#### Task details:
Copy each line of the data below with the word "screenshot".

#### Supplied information:
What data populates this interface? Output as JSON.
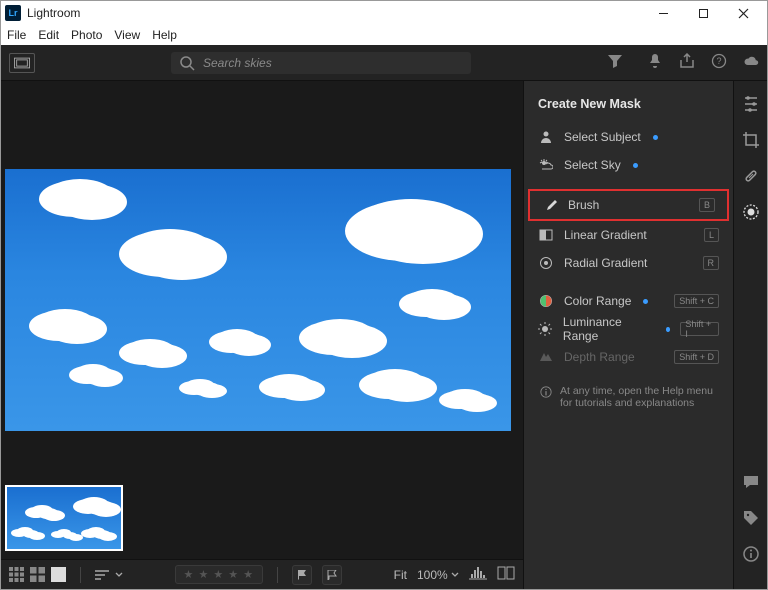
{
  "window": {
    "title": "Lightroom",
    "app_icon_text": "Lr"
  },
  "menubar": [
    "File",
    "Edit",
    "Photo",
    "View",
    "Help"
  ],
  "search": {
    "placeholder": "Search skies"
  },
  "mask_panel": {
    "title": "Create New Mask",
    "items": [
      {
        "label": "Select Subject",
        "dot": true,
        "kbd": ""
      },
      {
        "label": "Select Sky",
        "dot": true,
        "kbd": ""
      },
      {
        "label": "Brush",
        "dot": false,
        "kbd": "B",
        "highlight": true
      },
      {
        "label": "Linear Gradient",
        "dot": false,
        "kbd": "L"
      },
      {
        "label": "Radial Gradient",
        "dot": false,
        "kbd": "R"
      },
      {
        "label": "Color Range",
        "dot": true,
        "kbd": "Shift + C"
      },
      {
        "label": "Luminance Range",
        "dot": true,
        "kbd": "Shift + I"
      },
      {
        "label": "Depth Range",
        "dot": false,
        "kbd": "Shift + D",
        "disabled": true
      }
    ],
    "help_note": "At any time, open the Help menu for tutorials and explanations"
  },
  "bottombar": {
    "fit_label": "Fit",
    "zoom": "100%"
  }
}
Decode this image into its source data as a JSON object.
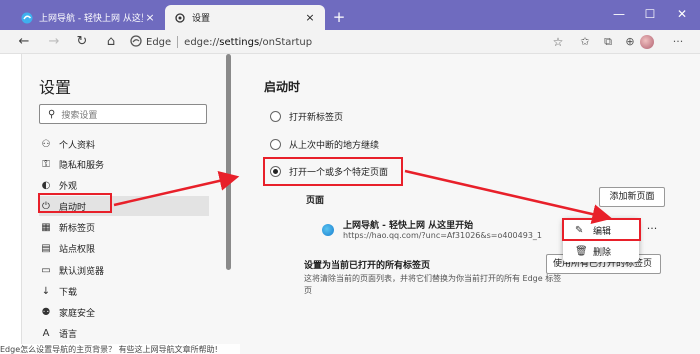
{
  "tabs": [
    {
      "label": "上网导航 - 轻快上网 从这里开始",
      "close": "×"
    },
    {
      "label": "设置",
      "close": "×"
    }
  ],
  "new_tab": "+",
  "window": {
    "minimize": "—",
    "maximize": "☐",
    "close": "✕"
  },
  "address": {
    "brand": "Edge",
    "url_prefix": "edge://",
    "url_main": "settings",
    "url_rest": "/onStartup"
  },
  "sidebar": {
    "title": "设置",
    "search_placeholder": "搜索设置",
    "items": [
      {
        "label": "个人资料",
        "icon": "person-icon"
      },
      {
        "label": "隐私和服务",
        "icon": "lock-icon"
      },
      {
        "label": "外观",
        "icon": "palette-icon"
      },
      {
        "label": "启动时",
        "icon": "power-icon"
      },
      {
        "label": "新标签页",
        "icon": "grid-icon"
      },
      {
        "label": "站点权限",
        "icon": "site-icon"
      },
      {
        "label": "默认浏览器",
        "icon": "browser-icon"
      },
      {
        "label": "下载",
        "icon": "download-icon"
      },
      {
        "label": "家庭安全",
        "icon": "family-icon"
      },
      {
        "label": "语言",
        "icon": "language-icon"
      }
    ]
  },
  "main": {
    "title": "启动时",
    "options": [
      "打开新标签页",
      "从上次中断的地方继续",
      "打开一个或多个特定页面"
    ],
    "selected": 2,
    "pages_label": "页面",
    "add_button": "添加新页面",
    "page": {
      "title": "上网导航 - 轻快上网 从这里开始",
      "url": "https://hao.qq.com/?unc=Af31026&s=o400493_1"
    },
    "more": "···",
    "use_all_title": "设置为当前已打开的所有标签页",
    "use_all_desc": "这将清除当前的页面列表，并将它们替换为你当前打开的所有 Edge 标签页",
    "use_button": "使用所有已打开的标签页"
  },
  "context_menu": [
    {
      "label": "编辑",
      "icon": "pencil-icon"
    },
    {
      "label": "删除",
      "icon": "trash-icon"
    }
  ],
  "bottom_text": "Edge怎么设置导航的主页背景？ 有些这上网导航文章所帮助!",
  "colors": {
    "highlight": "#e8202a",
    "titlebar": "#6f6bbf"
  }
}
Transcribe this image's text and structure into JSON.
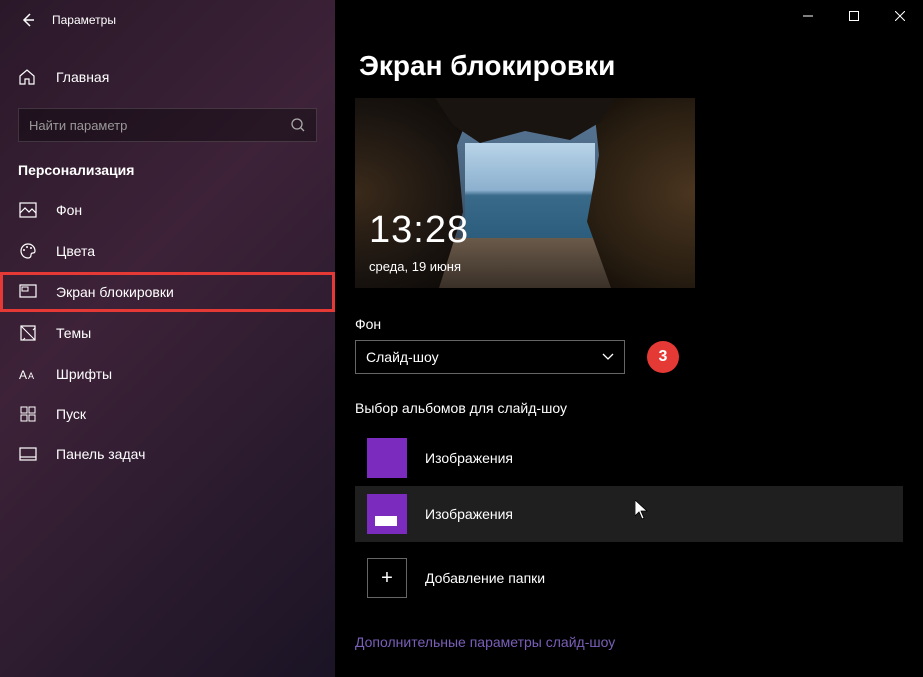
{
  "titlebar": {
    "title": "Параметры"
  },
  "sidebar": {
    "home_label": "Главная",
    "search_placeholder": "Найти параметр",
    "section": "Персонализация",
    "items": [
      {
        "label": "Фон"
      },
      {
        "label": "Цвета"
      },
      {
        "label": "Экран блокировки"
      },
      {
        "label": "Темы"
      },
      {
        "label": "Шрифты"
      },
      {
        "label": "Пуск"
      },
      {
        "label": "Панель задач"
      }
    ]
  },
  "main": {
    "page_title": "Экран блокировки",
    "preview": {
      "time": "13:28",
      "date": "среда, 19 июня"
    },
    "background_label": "Фон",
    "background_dropdown": "Слайд-шоу",
    "annotation": "3",
    "albums_label": "Выбор альбомов для слайд-шоу",
    "albums": [
      {
        "label": "Изображения"
      },
      {
        "label": "Изображения"
      }
    ],
    "add_folder_label": "Добавление папки",
    "more_params_link": "Дополнительные параметры слайд-шоу"
  }
}
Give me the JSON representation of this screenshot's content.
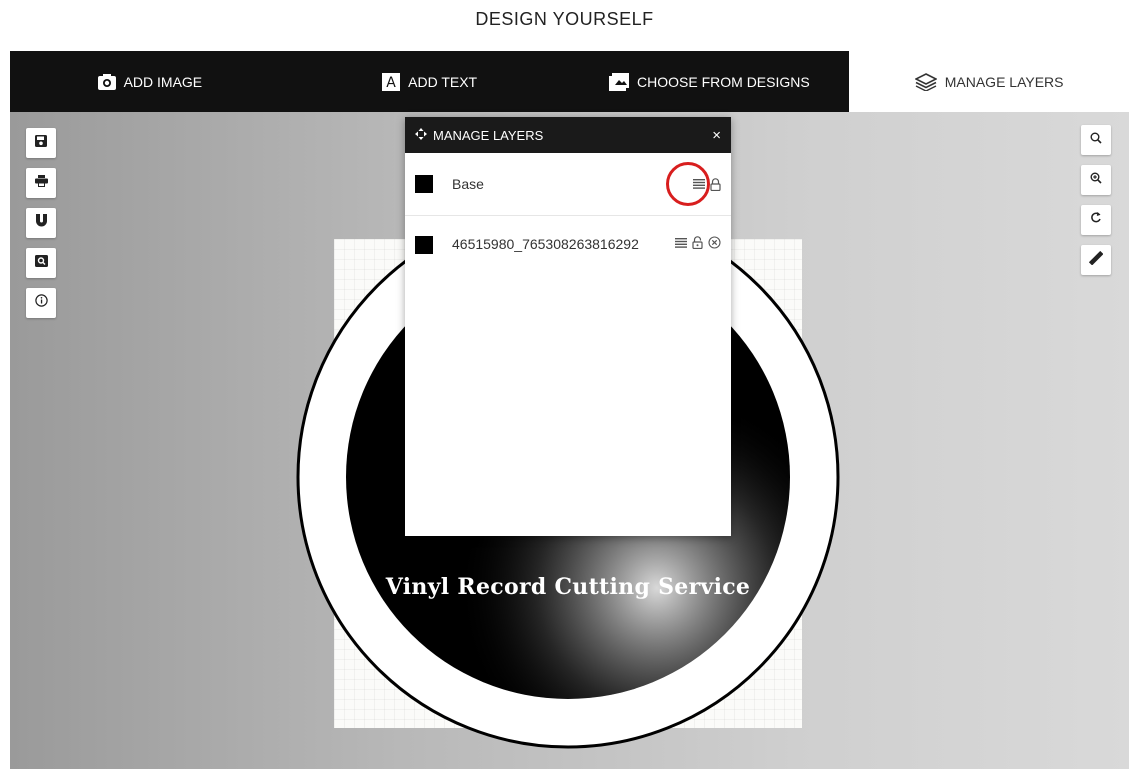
{
  "page": {
    "title": "DESIGN YOURSELF"
  },
  "tabs": [
    {
      "label": "ADD IMAGE",
      "icon": "camera-icon"
    },
    {
      "label": "ADD TEXT",
      "icon": "text-a-icon"
    },
    {
      "label": "CHOOSE FROM DESIGNS",
      "icon": "image-gallery-icon"
    },
    {
      "label": "MANAGE LAYERS",
      "icon": "layers-icon",
      "active": true
    }
  ],
  "left_toolbar": [
    "save-icon",
    "print-icon",
    "magnet-icon",
    "search-image-icon",
    "info-icon"
  ],
  "right_toolbar": [
    "zoom-out-icon",
    "zoom-in-icon",
    "rotate-icon",
    "ruler-icon"
  ],
  "canvas": {
    "artwork_text": "Vinyl Record Cutting Service"
  },
  "layers_panel": {
    "title": "MANAGE LAYERS",
    "close": "×",
    "layers": [
      {
        "name": "Base",
        "color": "#000000",
        "actions": [
          "reorder-icon",
          "lock-icon"
        ]
      },
      {
        "name": "46515980_765308263816292",
        "color": "#000000",
        "actions": [
          "reorder-icon",
          "unlock-icon",
          "delete-icon"
        ]
      }
    ]
  },
  "colors": {
    "highlight": "#d81e1e",
    "tabbar": "#111111"
  }
}
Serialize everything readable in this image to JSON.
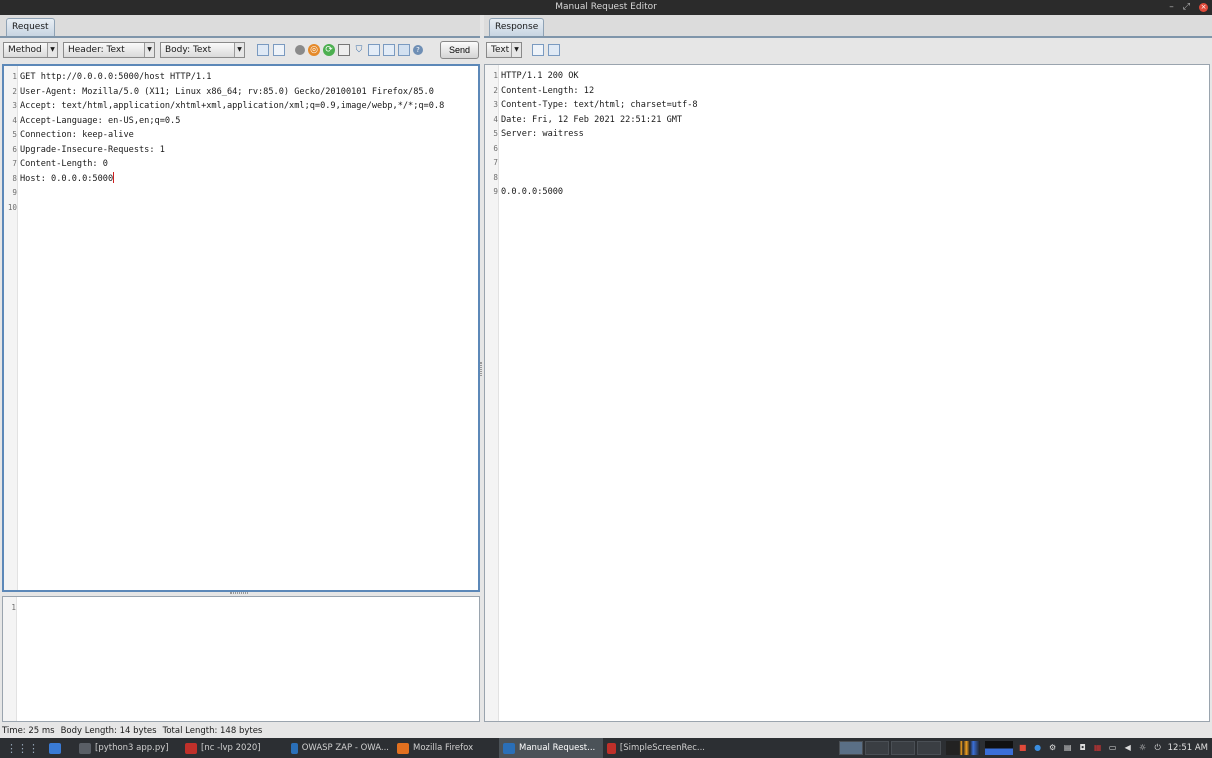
{
  "window": {
    "title": "Manual Request Editor"
  },
  "request_panel": {
    "tab_label": "Request",
    "method_combo": "Method",
    "header_combo": "Header: Text",
    "body_combo": "Body: Text",
    "send_label": "Send",
    "header_lines": [
      {
        "n": "1",
        "text": "GET http://0.0.0.0:5000/host HTTP/1.1"
      },
      {
        "n": "2",
        "text": "User-Agent: Mozilla/5.0 (X11; Linux x86_64; rv:85.0) Gecko/20100101 Firefox/85.0"
      },
      {
        "n": "3",
        "text": "Accept: text/html,application/xhtml+xml,application/xml;q=0.9,image/webp,*/*;q=0.8"
      },
      {
        "n": "4",
        "text": "Accept-Language: en-US,en;q=0.5"
      },
      {
        "n": "5",
        "text": "Connection: keep-alive"
      },
      {
        "n": "6",
        "text": "Upgrade-Insecure-Requests: 1"
      },
      {
        "n": "7",
        "text": "Content-Length: 0"
      },
      {
        "n": "8",
        "text": "Host: 0.0.0.0:5000"
      },
      {
        "n": "9",
        "text": ""
      },
      {
        "n": "10",
        "text": ""
      }
    ],
    "body_lines": [
      {
        "n": "1",
        "text": ""
      }
    ]
  },
  "response_panel": {
    "tab_label": "Response",
    "view_combo": "Text",
    "lines": [
      {
        "n": "1",
        "text": "HTTP/1.1 200 OK"
      },
      {
        "n": "2",
        "text": "Content-Length: 12"
      },
      {
        "n": "3",
        "text": "Content-Type: text/html; charset=utf-8"
      },
      {
        "n": "4",
        "text": "Date: Fri, 12 Feb 2021 22:51:21 GMT"
      },
      {
        "n": "5",
        "text": "Server: waitress"
      },
      {
        "n": "6",
        "text": ""
      },
      {
        "n": "7",
        "text": ""
      },
      {
        "n": "8",
        "text": ""
      },
      {
        "n": "9",
        "text": "0.0.0.0:5000"
      }
    ]
  },
  "status": {
    "time": "Time: 25 ms",
    "body_length": "Body Length: 14 bytes",
    "total_length": "Total Length: 148 bytes"
  },
  "taskbar": {
    "tasks": [
      {
        "label": "[python3 app.py]",
        "icon": "terminal-icon",
        "color": "#5a5f66"
      },
      {
        "label": "[nc -lvp 2020]",
        "icon": "terminal-icon",
        "color": "#c0302a"
      },
      {
        "label": "OWASP ZAP - OWA...",
        "icon": "zap-icon",
        "color": "#2a6fb8"
      },
      {
        "label": "Mozilla Firefox",
        "icon": "firefox-icon",
        "color": "#e2701f"
      },
      {
        "label": "Manual Request...",
        "icon": "zap-icon",
        "color": "#2a6fb8"
      },
      {
        "label": "[SimpleScreenRec...",
        "icon": "recorder-icon",
        "color": "#c0302a"
      }
    ],
    "clock": "12:51 AM"
  }
}
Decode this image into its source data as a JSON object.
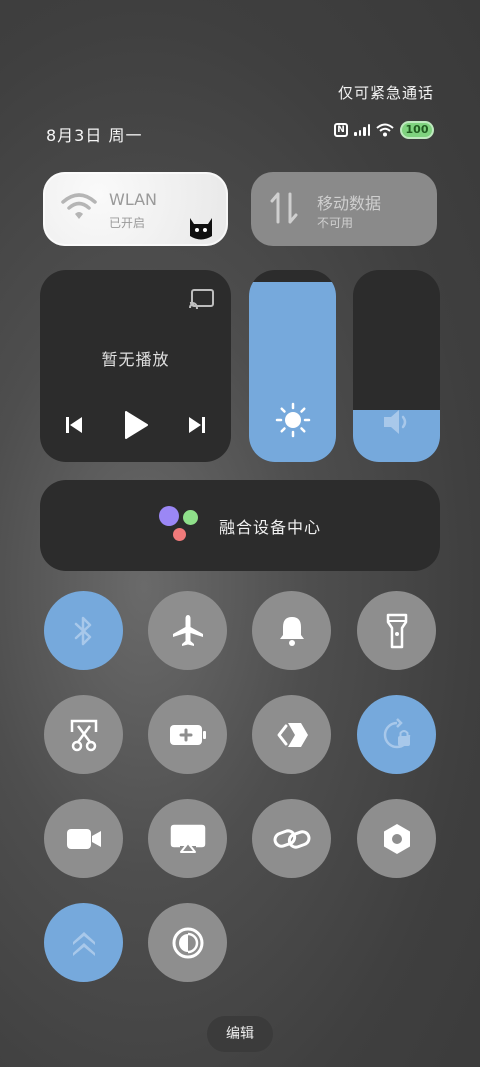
{
  "status": {
    "emergency_text": "仅可紧急通话",
    "date_text": "8月3日 周一",
    "nfc_label": "N",
    "battery_level": "100"
  },
  "tiles": {
    "wlan": {
      "title": "WLAN",
      "subtitle": "已开启",
      "icon": "wifi-icon",
      "state": "on"
    },
    "mobile_data": {
      "title": "移动数据",
      "subtitle": "不可用",
      "icon": "data-arrows-icon",
      "state": "disabled"
    }
  },
  "media": {
    "title": "暂无播放",
    "controls": [
      "previous-icon",
      "play-icon",
      "next-icon"
    ]
  },
  "sliders": {
    "brightness": {
      "icon": "sun-icon",
      "level_percent": 94
    },
    "volume": {
      "icon": "speaker-icon",
      "level_percent": 27
    }
  },
  "fusion": {
    "label": "融合设备中心"
  },
  "toggles": [
    {
      "name": "bluetooth",
      "icon": "bluetooth-icon",
      "on": true
    },
    {
      "name": "airplane",
      "icon": "airplane-icon",
      "on": false
    },
    {
      "name": "ringer",
      "icon": "bell-icon",
      "on": false
    },
    {
      "name": "flashlight",
      "icon": "flashlight-icon",
      "on": false
    },
    {
      "name": "screenshot",
      "icon": "scissors-icon",
      "on": false
    },
    {
      "name": "battery-saver",
      "icon": "battery-plus-icon",
      "on": false
    },
    {
      "name": "share",
      "icon": "share-diamond-icon",
      "on": false
    },
    {
      "name": "rotation-lock",
      "icon": "rotation-lock-icon",
      "on": true
    },
    {
      "name": "screen-record",
      "icon": "video-camera-icon",
      "on": false
    },
    {
      "name": "projection",
      "icon": "screencast-icon",
      "on": false
    },
    {
      "name": "link",
      "icon": "link-icon",
      "on": false
    },
    {
      "name": "settings",
      "icon": "hexagon-settings-icon",
      "on": false
    },
    {
      "name": "performance",
      "icon": "double-chevron-up-icon",
      "on": true
    },
    {
      "name": "dark-mode",
      "icon": "contrast-icon",
      "on": false
    }
  ],
  "footer": {
    "edit_label": "编辑"
  },
  "colors": {
    "accent": "#76a9dc",
    "tile_dark": "#2c2c2c",
    "toggle_off": "#8e8e8e",
    "battery": "#7fd37f"
  }
}
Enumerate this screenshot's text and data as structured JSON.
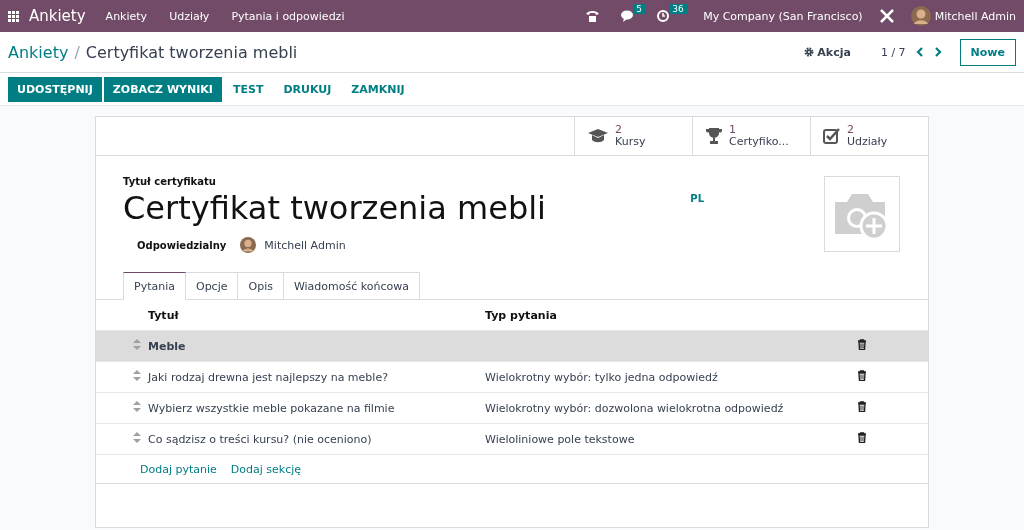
{
  "navbar": {
    "app": "Ankiety",
    "menu": [
      "Ankiety",
      "Udziały",
      "Pytania i odpowiedzi"
    ],
    "messages_count": "5",
    "activities_count": "36",
    "company": "My Company (San Francisco)",
    "user": "Mitchell Admin"
  },
  "breadcrumb": {
    "parent": "Ankiety",
    "separator": "/",
    "current": "Certyfikat tworzenia mebli"
  },
  "pager": {
    "action": "Akcja",
    "position": "1 / 7",
    "new_button": "Nowe"
  },
  "actions": [
    {
      "label": "UDOSTĘPNIJ",
      "kind": "primary"
    },
    {
      "label": "ZOBACZ WYNIKI",
      "kind": "primary"
    },
    {
      "label": "TEST",
      "kind": "link"
    },
    {
      "label": "DRUKUJ",
      "kind": "link"
    },
    {
      "label": "ZAMKNIJ",
      "kind": "link"
    }
  ],
  "stat_buttons": [
    {
      "kind": "courses",
      "count": "2",
      "label": "Kursy"
    },
    {
      "kind": "certificates",
      "count": "1",
      "label": "Certyfiko..."
    },
    {
      "kind": "participations",
      "count": "2",
      "label": "Udziały"
    }
  ],
  "form": {
    "title_label": "Tytuł certyfikatu",
    "title": "Certyfikat tworzenia mebli",
    "language": "PL",
    "responsible_label": "Odpowiedzialny",
    "responsible": "Mitchell Admin"
  },
  "tabs": [
    {
      "label": "Pytania",
      "selected": true
    },
    {
      "label": "Opcje",
      "selected": false
    },
    {
      "label": "Opis",
      "selected": false
    },
    {
      "label": "Wiadomość końcowa",
      "selected": false
    }
  ],
  "table": {
    "columns": [
      "Tytuł",
      "Typ pytania"
    ],
    "rows": [
      {
        "kind": "section",
        "title": "Meble"
      },
      {
        "kind": "question",
        "title": "Jaki rodzaj drewna jest najlepszy na meble?",
        "type": "Wielokrotny wybór: tylko jedna odpowiedź"
      },
      {
        "kind": "question",
        "title": "Wybierz wszystkie meble pokazane na filmie",
        "type": "Wielokrotny wybór: dozwolona wielokrotna odpowiedź"
      },
      {
        "kind": "question",
        "title": "Co sądzisz o treści kursu? (nie oceniono)",
        "type": "Wieloliniowe pole tekstowe"
      }
    ],
    "add_links": [
      "Dodaj pytanie",
      "Dodaj sekcję"
    ]
  }
}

#### Answer below:
Give me the JSON representation of this screenshot's content.
      "name": "screenshot",
Enumerate this screenshot's text and data as structured JSON.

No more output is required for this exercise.